“We didn’t get into this mess overnight,” Green said. “We’ve gotten into this mess over decades. So it’ll probably take decades to clean up.”
Green readily admitted that the courts-martial would require a change in leadership and that “None of us who have signed the letter have that authority.” But he surmised this procedure could be ordered by a secretary-level position or a president.
The letter borrows language and style cues from the Declaration of Independence. According to Green, the inclusion of signatures emulated the pledge the founding fathers gave to each other when they vowed their lives, fortunes and sacred honor.
However, unlike the original declaration, the military declaration does not seek separation from the Constitution “nor from what was handed down to us at so great a cost,” Green said, but rather “restoration through accountability.”
Miller said the references to the Declaration of Independence were “deliberate and meaningful” and that the signatories “believe that we have suffered a long train of abuses that has come to a head with the unlawful COVID-19 shot mandate.”
“We would be negligent in our duty to uphold our oaths to the Constitution as well as negligible in our loyalty to our countrymen if we permitted the continued demise of one of our most hallowed institutions,” Miller said.
Miller organized a Twitter Spaces discussion on the letter Monday. The recording can be accessed by clicking the image below.
‘Long train of abuses’ goes back 20 years
Pam Long, an Army veteran of the Medical Service Corps. and director of CHD’s Military Chapter, told The Defender that recent U.S. Supreme Court decisions have made it necessary for the military to step up to clean its own house.

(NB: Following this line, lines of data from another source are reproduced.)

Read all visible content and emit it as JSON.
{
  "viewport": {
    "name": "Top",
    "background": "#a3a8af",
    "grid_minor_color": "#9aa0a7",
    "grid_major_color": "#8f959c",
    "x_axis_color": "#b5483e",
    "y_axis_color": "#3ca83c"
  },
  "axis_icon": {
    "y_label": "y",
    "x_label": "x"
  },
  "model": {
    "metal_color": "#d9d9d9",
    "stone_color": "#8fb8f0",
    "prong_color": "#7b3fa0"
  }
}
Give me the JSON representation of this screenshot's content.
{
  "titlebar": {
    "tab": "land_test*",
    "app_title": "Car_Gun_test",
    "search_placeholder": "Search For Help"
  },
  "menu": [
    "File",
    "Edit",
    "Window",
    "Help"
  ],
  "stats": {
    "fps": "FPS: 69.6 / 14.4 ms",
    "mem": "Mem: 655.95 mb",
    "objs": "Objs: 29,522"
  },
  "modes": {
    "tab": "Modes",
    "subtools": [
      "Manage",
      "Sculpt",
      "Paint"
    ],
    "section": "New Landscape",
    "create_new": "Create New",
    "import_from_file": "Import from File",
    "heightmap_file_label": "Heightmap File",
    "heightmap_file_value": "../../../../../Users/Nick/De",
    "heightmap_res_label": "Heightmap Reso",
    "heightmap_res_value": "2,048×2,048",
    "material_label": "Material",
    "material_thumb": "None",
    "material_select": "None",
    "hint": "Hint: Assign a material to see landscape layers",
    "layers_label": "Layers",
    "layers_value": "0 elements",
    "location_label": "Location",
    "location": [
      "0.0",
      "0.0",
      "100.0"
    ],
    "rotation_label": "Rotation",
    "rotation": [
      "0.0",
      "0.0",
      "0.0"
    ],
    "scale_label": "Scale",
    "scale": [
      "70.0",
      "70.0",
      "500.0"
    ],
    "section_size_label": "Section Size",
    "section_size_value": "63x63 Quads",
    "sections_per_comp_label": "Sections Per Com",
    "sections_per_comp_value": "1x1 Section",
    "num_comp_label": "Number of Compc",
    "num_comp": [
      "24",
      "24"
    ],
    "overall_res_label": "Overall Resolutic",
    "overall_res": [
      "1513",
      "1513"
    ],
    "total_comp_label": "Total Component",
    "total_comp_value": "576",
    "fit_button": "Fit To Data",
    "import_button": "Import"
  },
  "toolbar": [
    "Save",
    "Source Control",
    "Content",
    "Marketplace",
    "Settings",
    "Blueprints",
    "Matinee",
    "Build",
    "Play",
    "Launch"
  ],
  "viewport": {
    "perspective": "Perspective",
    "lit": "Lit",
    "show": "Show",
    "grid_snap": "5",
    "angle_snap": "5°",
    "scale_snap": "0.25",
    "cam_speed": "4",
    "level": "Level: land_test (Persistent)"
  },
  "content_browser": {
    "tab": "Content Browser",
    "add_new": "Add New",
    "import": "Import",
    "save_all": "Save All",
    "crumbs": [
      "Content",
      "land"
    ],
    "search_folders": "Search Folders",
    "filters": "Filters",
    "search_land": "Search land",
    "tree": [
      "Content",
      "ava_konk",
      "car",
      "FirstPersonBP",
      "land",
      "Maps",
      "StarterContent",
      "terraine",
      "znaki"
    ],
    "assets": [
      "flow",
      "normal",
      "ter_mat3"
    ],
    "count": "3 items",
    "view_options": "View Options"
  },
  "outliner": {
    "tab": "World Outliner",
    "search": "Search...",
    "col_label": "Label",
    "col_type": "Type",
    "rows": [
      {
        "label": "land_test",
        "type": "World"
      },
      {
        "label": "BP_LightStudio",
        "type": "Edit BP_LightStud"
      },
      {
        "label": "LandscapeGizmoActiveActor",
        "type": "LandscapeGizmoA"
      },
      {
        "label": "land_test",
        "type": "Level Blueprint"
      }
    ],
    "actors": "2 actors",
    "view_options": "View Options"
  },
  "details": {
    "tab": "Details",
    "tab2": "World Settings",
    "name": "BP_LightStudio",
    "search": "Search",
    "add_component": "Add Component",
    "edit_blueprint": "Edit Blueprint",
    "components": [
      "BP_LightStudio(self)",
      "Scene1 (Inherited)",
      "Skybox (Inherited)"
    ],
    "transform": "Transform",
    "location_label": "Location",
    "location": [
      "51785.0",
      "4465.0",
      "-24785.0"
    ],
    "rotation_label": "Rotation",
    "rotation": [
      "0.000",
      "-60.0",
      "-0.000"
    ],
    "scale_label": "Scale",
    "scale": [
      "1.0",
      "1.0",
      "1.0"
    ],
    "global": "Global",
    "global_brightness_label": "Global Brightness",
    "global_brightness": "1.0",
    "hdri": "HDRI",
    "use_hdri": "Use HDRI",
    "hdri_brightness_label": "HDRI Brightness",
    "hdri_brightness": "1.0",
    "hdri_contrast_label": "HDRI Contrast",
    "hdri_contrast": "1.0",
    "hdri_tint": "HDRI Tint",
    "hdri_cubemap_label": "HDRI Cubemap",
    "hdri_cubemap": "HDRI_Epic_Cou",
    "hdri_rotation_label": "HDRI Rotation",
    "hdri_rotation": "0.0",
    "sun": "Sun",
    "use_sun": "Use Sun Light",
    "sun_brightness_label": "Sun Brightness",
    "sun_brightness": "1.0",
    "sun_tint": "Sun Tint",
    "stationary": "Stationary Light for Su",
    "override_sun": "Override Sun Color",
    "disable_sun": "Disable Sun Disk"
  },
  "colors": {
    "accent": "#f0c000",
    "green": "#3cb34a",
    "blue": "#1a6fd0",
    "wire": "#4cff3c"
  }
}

Those decisions tossed three cases challenging the Biden administration’s COVID-19 vaccine mandate because, after the mandate was rescinded in the 2023 National Defense Authorization Act, those cases are now considered moot.
The Supreme Court determined that “These plaintiffs no longer have standing,” Long said, which gives the Department of Defense “an alibi to act like this was not illegal and to move on like it never happened.”
The decision also means those cases cannot be used to set a precedent, which, according to Long, means that the next time a mandate comes, legal cases will have to “start all over from scratch.”
“And that doesn’t help the 8,000 service members who were separated and are no longer in the military,” she said.
Long said because the COVID-19 vaccine fully licensed by the U.S. Food and Drug Administration was never manufactured, “the only thing available to service members was an experimental drug, which they legally had every right to refuse.”
Many of those service members received a “general discharge,” which, according to Long, often included misconduct codes related to their noncompliance with the vaccine mandate — marks that can prevent veterans from accessing the G.I. Bill for education and other benefits, she said.
Long emphasized the need for new bills in Congress that would change general discharges to “honorable discharges” and provide restitution for lost wages, retirement pay, demotions, injuries and deaths.
The “long train of abuses” referred to by Miller, according to Long, goes back at least to the early 2000s with the experimental anthrax vaccine and the neurological injuries it caused to service members.
Those stories and more recent ones are now being captured on the CHD Military Chapter website, in podcasts hosted by Miller and Dave Beckerman and in interviews with veterans visiting CHD’s “Vax-Unvax” bus.